▸ **Excerpts from a dataset**
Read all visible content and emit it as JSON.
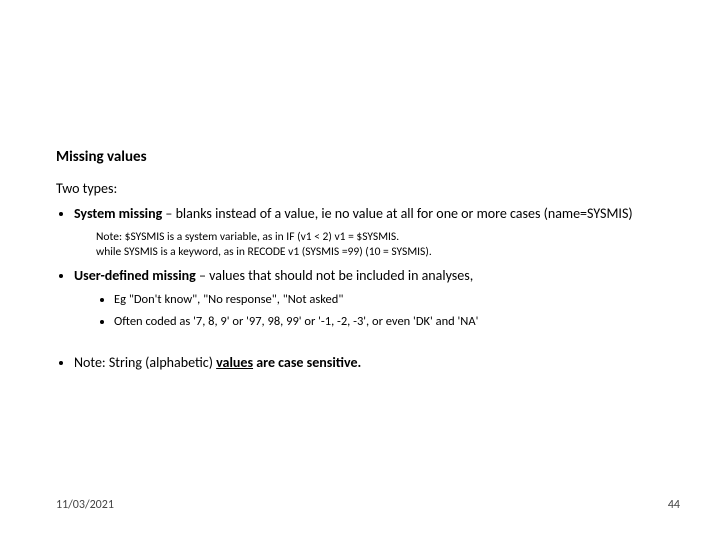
{
  "title": "Missing values",
  "intro": "Two types:",
  "bullets": {
    "system": {
      "label": "System missing",
      "rest": " – blanks instead of a value, ie no value at all for one or more cases (name=SYSMIS)",
      "note_line1": "Note: $SYSMIS is a system variable, as in IF (v1 < 2) v1 = $SYSMIS.",
      "note_line2": "while SYSMIS is a keyword, as in RECODE v1 (SYSMIS =99) (10 = SYSMIS)."
    },
    "user": {
      "label": "User-defined missing",
      "rest": " – values that should not be included in analyses,",
      "sub1": "Eg \"Don't know\", \"No response\", \"Not asked\"",
      "sub2": "Often coded as '7, 8, 9' or '97, 98, 99' or '-1, -2, -3', or even 'DK' and 'NA'"
    },
    "note_string": {
      "pre": "Note: String (alphabetic) ",
      "underlined": "values",
      "post": " are case sensitive."
    }
  },
  "footer": {
    "date": "11/03/2021",
    "page": "44"
  }
}
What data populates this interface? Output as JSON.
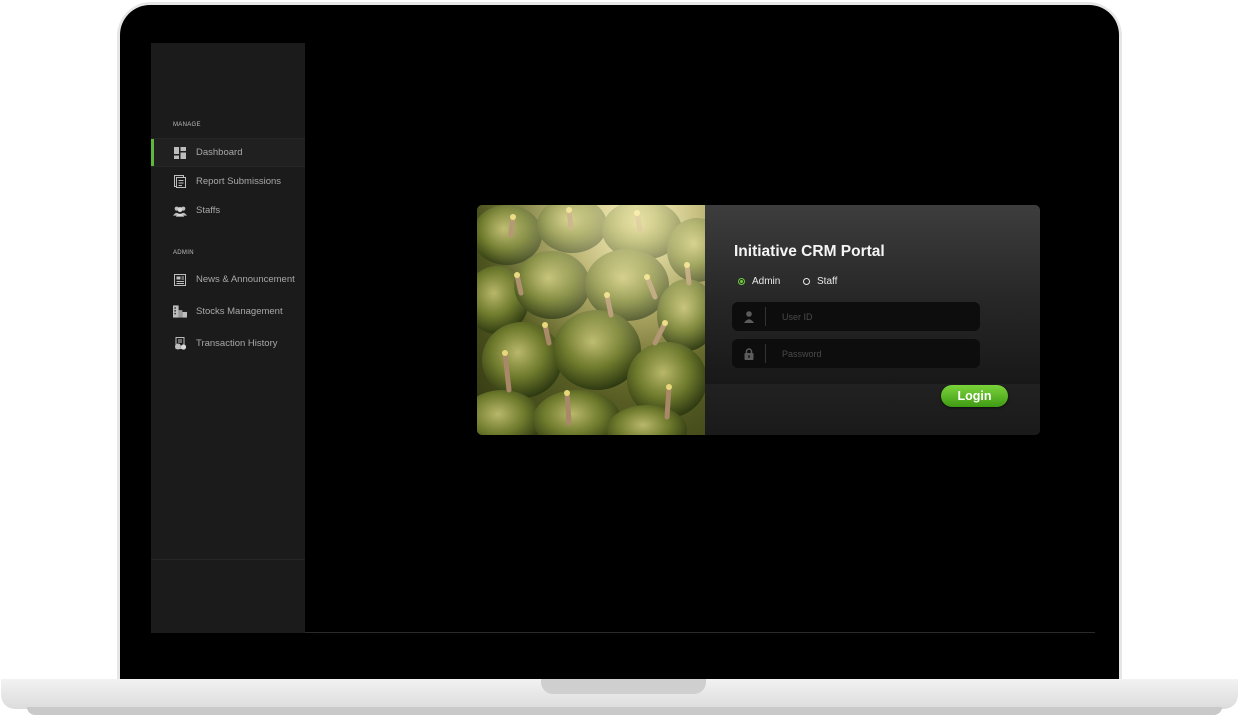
{
  "sidebar": {
    "sections": [
      {
        "label": "MANAGE",
        "items": [
          {
            "label": "Dashboard",
            "icon": "dashboard-icon",
            "active": true
          },
          {
            "label": "Report Submissions",
            "icon": "report-icon"
          },
          {
            "label": "Staffs",
            "icon": "users-icon"
          }
        ]
      },
      {
        "label": "ADMIN",
        "items": [
          {
            "label": "News & Announcement",
            "icon": "news-icon"
          },
          {
            "label": "Stocks Management",
            "icon": "stocks-icon"
          },
          {
            "label": "Transaction History",
            "icon": "transaction-icon"
          }
        ]
      }
    ]
  },
  "login": {
    "title": "Initiative CRM Portal",
    "roles": [
      {
        "label": "Admin",
        "checked": true
      },
      {
        "label": "Staff",
        "checked": false
      }
    ],
    "user_id_placeholder": "User ID",
    "password_placeholder": "Password",
    "login_label": "Login"
  },
  "colors": {
    "accent": "#5fb83a",
    "button_top": "#7bd33a",
    "button_bottom": "#3f9b14",
    "sidebar_bg": "#1b1b1b",
    "screen_bg": "#000000"
  }
}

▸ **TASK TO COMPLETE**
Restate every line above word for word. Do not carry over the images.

▸ **COMPLETED TASK**
Read all visible content and emit it as JSON.
{
  "title": "Missing values",
  "intro": "Two types:",
  "bullets": {
    "system": {
      "label": "System missing",
      "rest": " – blanks instead of a value, ie no value at all for one or more cases (name=SYSMIS)",
      "note_line1": "Note: $SYSMIS is a system variable, as in IF (v1 < 2) v1 = $SYSMIS.",
      "note_line2": "while SYSMIS is a keyword, as in RECODE v1 (SYSMIS =99) (10 = SYSMIS)."
    },
    "user": {
      "label": "User-defined missing",
      "rest": " – values that should not be included in analyses,",
      "sub1": "Eg \"Don't know\", \"No response\", \"Not asked\"",
      "sub2": "Often coded as '7, 8, 9' or '97, 98, 99' or '-1, -2, -3', or even 'DK' and 'NA'"
    },
    "note_string": {
      "pre": "Note: String (alphabetic) ",
      "underlined": "values",
      "post": " are case sensitive."
    }
  },
  "footer": {
    "date": "11/03/2021",
    "page": "44"
  }
}
What data populates this interface? Output as JSON.
{
  "sidebar": {
    "sections": [
      {
        "label": "MANAGE",
        "items": [
          {
            "label": "Dashboard",
            "icon": "dashboard-icon",
            "active": true
          },
          {
            "label": "Report Submissions",
            "icon": "report-icon"
          },
          {
            "label": "Staffs",
            "icon": "users-icon"
          }
        ]
      },
      {
        "label": "ADMIN",
        "items": [
          {
            "label": "News & Announcement",
            "icon": "news-icon"
          },
          {
            "label": "Stocks Management",
            "icon": "stocks-icon"
          },
          {
            "label": "Transaction History",
            "icon": "transaction-icon"
          }
        ]
      }
    ]
  },
  "login": {
    "title": "Initiative CRM Portal",
    "roles": [
      {
        "label": "Admin",
        "checked": true
      },
      {
        "label": "Staff",
        "checked": false
      }
    ],
    "user_id_placeholder": "User ID",
    "password_placeholder": "Password",
    "login_label": "Login"
  },
  "colors": {
    "accent": "#5fb83a",
    "button_top": "#7bd33a",
    "button_bottom": "#3f9b14",
    "sidebar_bg": "#1b1b1b",
    "screen_bg": "#000000"
  }
}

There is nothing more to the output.